THE divisiveness over the controversial push to remove six trees in Naracoorte's main CBD area continued right down to the final vote on the issue on Tuesday night.
Faced with a motion to remove two of the six lagunaria patersonii trees because of their poor health but retain the other four, councillors were split down the middle with a 4-4 vote.
Mayor Erika Vickery had the casting vote and had no hesitation in voting in favour of the motion to break the deadlock.
That means the two lagunaria patersonii trees in a stand of six on the northern side of Smith St that are in poor health will be removed and replaced, while the other four will be retained but pruned to below the height of the neighbouring two-storey buildings.
The community and the council have been split on the issue throughout, after business owners in the area near the trees renewed their efforts to have them removed.
They complained that the trees caused health problems because of the fibres in their pods, clogged their gutters and marred the visual appeal of their businesses.
The issue has gone to public consultation twice - in 2009 and 2013 - and twice there has been a groundswell of support to keep the trees. (However, an online poll conducted by the Herald resulted in nearly 90 per cent of respondents voting to remove the trees).
The 4-4 vote at Tuesday's meeting was identical to the 4-4 deadlock at the council's December meeting, when Cr John Flynn moved a motion to ask the council's botanical working group to prepare a strategic replacement program for trees in Naracoorte's CBD and make a list of significant trees in the town.
On that occasion, Mrs Vickery also lodged her casting vote in favour.
(Cr Brett Armfield did not vote in either case, having declared a conflict of interest as a neighbouring business owner).
Having considered the issue after it was referred from the council, the botanical working group made a series of recommendations to the council's strategic asset management committee, which caused further division when members were tied 3-3 in voting on them.
However, those recommendations were taken to this week's council meeting, resulting in the tied 4-4 vote and resultant casting vote in favour.
The recommendations were:
- The second and fifth lagunaria trees in Smith St be removed on account of their poor health and replaced with the same Hawthorn species and cultivar as planted east of the town hall.
- The remaining lagunarias are pruned by an arborist to be clear of the buildings and below the height of the gutter line of adjacent two storey buildings.
- The funding for such works to be considered as a discreet item in the budget considerations for 2014-15.
- Any pruning be carried out at the optimum time for the health and survival of the remaining trees.
- At peak times of leaf and flower shedding council increases the frequency of footpath sweeping to remove the litter.
There was considerable debate before the vote, with councillors speaking for and against the recommendations.
Cr Damien Ross said he would have liked more specific information about some aspects of the recommendation before voting.
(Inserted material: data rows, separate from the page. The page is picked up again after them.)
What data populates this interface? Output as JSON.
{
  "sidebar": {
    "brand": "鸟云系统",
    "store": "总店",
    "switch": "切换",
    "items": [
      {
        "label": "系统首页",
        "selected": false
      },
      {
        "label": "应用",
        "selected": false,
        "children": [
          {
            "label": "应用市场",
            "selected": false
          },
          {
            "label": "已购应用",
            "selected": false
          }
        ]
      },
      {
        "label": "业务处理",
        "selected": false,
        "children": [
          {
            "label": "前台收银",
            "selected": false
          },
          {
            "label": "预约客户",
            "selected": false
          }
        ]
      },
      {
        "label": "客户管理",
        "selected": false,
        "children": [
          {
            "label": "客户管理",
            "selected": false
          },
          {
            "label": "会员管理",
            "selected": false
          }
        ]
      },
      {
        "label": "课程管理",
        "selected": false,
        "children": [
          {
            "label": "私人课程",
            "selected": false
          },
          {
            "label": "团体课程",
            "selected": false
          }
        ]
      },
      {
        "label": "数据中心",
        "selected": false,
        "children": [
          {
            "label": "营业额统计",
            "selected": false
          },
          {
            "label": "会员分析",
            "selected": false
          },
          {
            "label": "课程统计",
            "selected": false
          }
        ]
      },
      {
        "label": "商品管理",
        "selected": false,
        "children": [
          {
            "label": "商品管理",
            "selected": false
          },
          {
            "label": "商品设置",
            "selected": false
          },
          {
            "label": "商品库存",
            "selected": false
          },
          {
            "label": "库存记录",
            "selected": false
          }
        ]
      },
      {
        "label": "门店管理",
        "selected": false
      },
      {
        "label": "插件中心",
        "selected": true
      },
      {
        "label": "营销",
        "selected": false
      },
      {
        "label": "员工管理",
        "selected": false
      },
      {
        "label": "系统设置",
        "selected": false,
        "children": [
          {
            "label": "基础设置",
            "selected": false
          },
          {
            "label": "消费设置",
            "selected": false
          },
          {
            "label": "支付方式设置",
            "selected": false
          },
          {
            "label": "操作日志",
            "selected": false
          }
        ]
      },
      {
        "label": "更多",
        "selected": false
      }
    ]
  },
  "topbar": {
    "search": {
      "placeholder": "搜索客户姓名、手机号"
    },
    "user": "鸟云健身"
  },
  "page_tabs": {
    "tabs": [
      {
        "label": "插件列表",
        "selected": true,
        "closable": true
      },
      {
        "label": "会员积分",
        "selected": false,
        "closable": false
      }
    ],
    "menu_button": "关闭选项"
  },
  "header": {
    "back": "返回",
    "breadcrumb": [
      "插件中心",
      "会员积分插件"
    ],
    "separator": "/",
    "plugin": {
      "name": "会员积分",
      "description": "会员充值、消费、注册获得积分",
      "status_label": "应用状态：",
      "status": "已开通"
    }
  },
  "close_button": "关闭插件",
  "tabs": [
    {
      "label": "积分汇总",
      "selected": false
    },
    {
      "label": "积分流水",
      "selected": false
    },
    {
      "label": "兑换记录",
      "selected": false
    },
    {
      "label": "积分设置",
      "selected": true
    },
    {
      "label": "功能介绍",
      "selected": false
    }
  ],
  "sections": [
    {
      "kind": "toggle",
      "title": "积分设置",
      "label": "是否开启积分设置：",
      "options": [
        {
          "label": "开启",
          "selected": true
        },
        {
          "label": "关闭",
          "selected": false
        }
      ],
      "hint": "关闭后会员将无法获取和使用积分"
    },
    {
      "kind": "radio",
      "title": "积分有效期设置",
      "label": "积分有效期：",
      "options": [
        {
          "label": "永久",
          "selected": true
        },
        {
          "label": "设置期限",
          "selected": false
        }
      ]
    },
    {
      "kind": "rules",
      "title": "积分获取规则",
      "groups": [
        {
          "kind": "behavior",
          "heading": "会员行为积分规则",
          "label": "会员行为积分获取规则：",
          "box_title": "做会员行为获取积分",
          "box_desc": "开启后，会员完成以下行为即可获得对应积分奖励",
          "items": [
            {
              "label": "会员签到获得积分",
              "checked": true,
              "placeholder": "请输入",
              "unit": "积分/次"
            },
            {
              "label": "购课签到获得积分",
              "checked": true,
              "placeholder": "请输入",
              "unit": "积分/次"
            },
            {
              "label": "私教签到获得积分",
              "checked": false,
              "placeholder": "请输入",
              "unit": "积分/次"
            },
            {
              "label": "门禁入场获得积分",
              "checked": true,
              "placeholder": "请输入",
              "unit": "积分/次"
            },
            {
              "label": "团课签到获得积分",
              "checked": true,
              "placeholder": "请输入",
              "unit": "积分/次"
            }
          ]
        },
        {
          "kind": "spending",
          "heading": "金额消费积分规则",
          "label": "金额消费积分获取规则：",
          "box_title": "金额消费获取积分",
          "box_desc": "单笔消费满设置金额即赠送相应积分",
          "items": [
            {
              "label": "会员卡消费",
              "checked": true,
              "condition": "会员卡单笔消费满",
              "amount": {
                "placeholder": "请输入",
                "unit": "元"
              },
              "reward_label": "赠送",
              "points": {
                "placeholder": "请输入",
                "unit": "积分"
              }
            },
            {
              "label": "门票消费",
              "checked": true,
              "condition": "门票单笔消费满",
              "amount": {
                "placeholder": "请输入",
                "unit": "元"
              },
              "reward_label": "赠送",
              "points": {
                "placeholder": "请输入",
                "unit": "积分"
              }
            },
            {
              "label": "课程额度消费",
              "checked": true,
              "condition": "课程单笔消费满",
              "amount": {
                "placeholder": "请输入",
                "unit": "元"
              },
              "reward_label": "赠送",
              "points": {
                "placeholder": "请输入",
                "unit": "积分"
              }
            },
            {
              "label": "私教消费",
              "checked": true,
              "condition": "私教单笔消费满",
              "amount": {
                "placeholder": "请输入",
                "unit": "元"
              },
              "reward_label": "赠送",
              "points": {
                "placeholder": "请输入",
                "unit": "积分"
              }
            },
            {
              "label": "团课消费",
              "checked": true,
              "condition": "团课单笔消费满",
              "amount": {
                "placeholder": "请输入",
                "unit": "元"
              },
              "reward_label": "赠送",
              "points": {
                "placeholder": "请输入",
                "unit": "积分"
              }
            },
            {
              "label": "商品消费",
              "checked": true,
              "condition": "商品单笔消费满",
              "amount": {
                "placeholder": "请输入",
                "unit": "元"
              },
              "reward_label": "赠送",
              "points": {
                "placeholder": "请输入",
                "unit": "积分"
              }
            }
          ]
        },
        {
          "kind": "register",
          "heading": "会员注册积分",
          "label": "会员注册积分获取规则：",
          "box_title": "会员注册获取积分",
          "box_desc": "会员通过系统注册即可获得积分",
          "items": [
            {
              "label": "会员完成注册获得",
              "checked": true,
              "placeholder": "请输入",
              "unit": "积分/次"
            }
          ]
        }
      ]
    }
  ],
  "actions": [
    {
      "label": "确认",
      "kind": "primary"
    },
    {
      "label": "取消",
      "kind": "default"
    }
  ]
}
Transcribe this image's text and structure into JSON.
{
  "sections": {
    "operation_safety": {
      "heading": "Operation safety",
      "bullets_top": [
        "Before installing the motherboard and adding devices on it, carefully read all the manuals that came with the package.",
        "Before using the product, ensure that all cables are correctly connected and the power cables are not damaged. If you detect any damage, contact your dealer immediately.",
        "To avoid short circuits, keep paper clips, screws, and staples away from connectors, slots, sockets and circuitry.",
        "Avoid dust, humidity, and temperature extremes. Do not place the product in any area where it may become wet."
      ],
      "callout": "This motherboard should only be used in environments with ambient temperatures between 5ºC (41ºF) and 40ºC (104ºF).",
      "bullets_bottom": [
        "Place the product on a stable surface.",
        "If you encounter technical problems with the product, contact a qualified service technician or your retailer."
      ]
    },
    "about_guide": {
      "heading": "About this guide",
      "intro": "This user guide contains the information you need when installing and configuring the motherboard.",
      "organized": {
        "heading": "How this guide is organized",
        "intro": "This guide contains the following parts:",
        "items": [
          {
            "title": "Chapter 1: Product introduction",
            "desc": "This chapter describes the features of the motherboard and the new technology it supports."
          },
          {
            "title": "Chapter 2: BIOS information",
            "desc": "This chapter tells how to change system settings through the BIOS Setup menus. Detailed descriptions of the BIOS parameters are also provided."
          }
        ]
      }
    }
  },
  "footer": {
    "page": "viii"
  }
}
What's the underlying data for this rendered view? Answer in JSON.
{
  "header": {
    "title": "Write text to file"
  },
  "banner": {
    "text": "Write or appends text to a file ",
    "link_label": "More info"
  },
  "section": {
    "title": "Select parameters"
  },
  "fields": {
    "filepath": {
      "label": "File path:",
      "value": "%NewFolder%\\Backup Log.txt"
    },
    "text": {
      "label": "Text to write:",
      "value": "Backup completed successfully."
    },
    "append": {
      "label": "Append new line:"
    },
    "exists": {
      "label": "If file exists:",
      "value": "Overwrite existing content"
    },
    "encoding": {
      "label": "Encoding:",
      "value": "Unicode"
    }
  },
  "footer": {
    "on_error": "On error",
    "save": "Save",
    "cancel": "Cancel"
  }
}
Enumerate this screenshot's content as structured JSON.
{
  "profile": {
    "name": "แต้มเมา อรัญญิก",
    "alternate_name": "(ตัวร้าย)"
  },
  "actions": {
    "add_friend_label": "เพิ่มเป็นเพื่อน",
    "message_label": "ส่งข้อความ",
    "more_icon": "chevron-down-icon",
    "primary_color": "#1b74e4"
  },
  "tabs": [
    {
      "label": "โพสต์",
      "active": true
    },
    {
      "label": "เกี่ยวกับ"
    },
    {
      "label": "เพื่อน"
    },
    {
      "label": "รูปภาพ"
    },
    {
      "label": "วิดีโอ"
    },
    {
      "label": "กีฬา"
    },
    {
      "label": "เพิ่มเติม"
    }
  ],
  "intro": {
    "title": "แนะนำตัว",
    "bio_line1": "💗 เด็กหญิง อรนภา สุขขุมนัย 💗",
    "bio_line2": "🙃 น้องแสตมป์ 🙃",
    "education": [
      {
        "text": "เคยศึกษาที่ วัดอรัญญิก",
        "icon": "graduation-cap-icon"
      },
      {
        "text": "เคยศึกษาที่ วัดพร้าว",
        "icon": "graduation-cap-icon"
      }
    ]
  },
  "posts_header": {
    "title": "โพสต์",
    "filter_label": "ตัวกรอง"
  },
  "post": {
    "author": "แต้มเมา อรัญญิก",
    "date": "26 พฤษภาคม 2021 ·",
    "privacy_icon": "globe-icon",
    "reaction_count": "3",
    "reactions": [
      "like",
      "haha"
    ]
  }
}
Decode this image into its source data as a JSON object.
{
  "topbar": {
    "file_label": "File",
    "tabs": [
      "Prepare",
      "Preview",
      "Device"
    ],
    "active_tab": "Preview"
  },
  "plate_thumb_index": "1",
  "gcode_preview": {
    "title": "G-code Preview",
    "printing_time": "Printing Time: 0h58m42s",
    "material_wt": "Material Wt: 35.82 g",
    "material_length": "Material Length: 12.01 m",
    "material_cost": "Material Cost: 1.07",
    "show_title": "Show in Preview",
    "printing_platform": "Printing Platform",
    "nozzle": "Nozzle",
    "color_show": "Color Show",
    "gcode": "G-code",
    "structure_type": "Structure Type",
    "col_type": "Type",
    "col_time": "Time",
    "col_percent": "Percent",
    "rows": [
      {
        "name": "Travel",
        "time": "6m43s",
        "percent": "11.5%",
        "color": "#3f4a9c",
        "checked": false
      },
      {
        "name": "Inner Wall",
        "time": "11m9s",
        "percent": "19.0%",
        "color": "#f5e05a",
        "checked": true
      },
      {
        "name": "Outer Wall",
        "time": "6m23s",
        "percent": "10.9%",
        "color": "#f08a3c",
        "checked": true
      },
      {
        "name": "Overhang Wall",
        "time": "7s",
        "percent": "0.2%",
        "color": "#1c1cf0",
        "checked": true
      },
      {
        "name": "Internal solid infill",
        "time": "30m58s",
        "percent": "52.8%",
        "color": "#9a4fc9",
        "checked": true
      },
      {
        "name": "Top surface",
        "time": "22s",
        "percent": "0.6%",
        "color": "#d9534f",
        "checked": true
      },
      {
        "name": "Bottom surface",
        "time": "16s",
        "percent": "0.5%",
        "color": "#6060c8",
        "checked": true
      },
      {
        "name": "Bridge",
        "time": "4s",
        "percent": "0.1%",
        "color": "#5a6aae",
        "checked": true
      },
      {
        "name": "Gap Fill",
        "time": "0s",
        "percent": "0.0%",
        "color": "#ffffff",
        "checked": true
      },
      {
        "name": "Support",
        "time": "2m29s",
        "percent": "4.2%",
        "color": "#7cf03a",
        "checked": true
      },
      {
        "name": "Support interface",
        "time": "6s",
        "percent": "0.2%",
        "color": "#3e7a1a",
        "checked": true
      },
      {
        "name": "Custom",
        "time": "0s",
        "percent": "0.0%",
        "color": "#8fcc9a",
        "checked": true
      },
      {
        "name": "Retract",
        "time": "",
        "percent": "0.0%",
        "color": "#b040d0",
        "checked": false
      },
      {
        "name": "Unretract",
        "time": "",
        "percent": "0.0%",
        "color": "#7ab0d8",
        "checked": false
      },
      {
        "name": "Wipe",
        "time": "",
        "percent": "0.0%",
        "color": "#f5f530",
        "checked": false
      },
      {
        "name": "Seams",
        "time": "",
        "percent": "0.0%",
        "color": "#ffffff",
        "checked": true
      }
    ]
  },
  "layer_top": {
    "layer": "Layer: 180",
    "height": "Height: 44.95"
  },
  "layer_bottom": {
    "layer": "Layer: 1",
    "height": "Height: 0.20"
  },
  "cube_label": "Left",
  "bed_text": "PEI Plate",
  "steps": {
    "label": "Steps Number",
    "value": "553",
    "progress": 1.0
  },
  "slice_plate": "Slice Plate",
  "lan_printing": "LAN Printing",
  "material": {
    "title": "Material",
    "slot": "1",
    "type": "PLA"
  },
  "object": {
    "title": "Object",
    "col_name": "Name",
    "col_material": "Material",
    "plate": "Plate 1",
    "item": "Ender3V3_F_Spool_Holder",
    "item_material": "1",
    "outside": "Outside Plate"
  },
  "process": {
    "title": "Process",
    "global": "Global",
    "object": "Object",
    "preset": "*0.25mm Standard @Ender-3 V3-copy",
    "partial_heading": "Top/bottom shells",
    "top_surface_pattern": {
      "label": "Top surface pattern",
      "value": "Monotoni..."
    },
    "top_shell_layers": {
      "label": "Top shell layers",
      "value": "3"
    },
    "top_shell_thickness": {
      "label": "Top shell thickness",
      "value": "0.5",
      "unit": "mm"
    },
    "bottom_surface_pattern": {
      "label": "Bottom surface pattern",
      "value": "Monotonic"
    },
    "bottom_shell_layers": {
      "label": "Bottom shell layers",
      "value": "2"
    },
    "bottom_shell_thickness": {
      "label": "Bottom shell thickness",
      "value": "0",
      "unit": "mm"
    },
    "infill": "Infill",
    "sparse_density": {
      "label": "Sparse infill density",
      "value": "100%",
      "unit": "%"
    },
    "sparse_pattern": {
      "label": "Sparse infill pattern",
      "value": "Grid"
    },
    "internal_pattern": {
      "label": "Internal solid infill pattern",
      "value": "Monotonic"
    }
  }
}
But generally he felt heavy pruning to below the height of the buildings, combined with removing and replacing two of the six trees, would "look pretty ordinary", and he was tending to favour removing all the trees.
Cr Ken Schultz said it was previously recommended by an arborist that the trees should be removed rather than pruned, as they would grow back more vigorously, and he "can't see any reason to keep them".
Cr Ken Banning said the same arborist had rated the trees all of poor to average health, they had huge root systems which could impact on services below the ground, and action was needed.
"It's either all or nothing - we either do nothing or we take the lot," he said.
Cr Craig McGuire felt the community was quite clear in its thinking and the council should take that into account.
"This has been to public consultation twice," he said. "Both times there's been a vast majority in favour of keeping the trees.
"Why have it if you're not going to listen? Why have it if it comes down to personal opinion?"
Cr John Flynn closed the debate by saying he was "rather staggered by some of the responses of councillors".
Cr Flynn said the overriding factor for him was that the council had only introduced a tree policy last year - "which we all voted in" - of which a key point was that trees should only be removed if they were dangerous or dead.
He said councillors couldn't accept a policy, but then revert to "gut feeling" and "kneejerk reaction" in individual cases.
Cr Flynn added that he had done a considerable amount of research on street trees including lagunaria patersonii and had found that they were among those with the lowest health risks, despite claims from their opponents that they caused allergies and asthma.
He said as evergreen, hardwood trees which didn't drop limbs, if they didn't have fibres in their pods, they would be "almost considered the ultimate street tree".
They also had historical value, and "removing them would upset an enormous number of people in this town who believe they're important."
The project to remove and replace the two dead trees and prune the other four will be discussed as part of 2014-15 budget deliberations.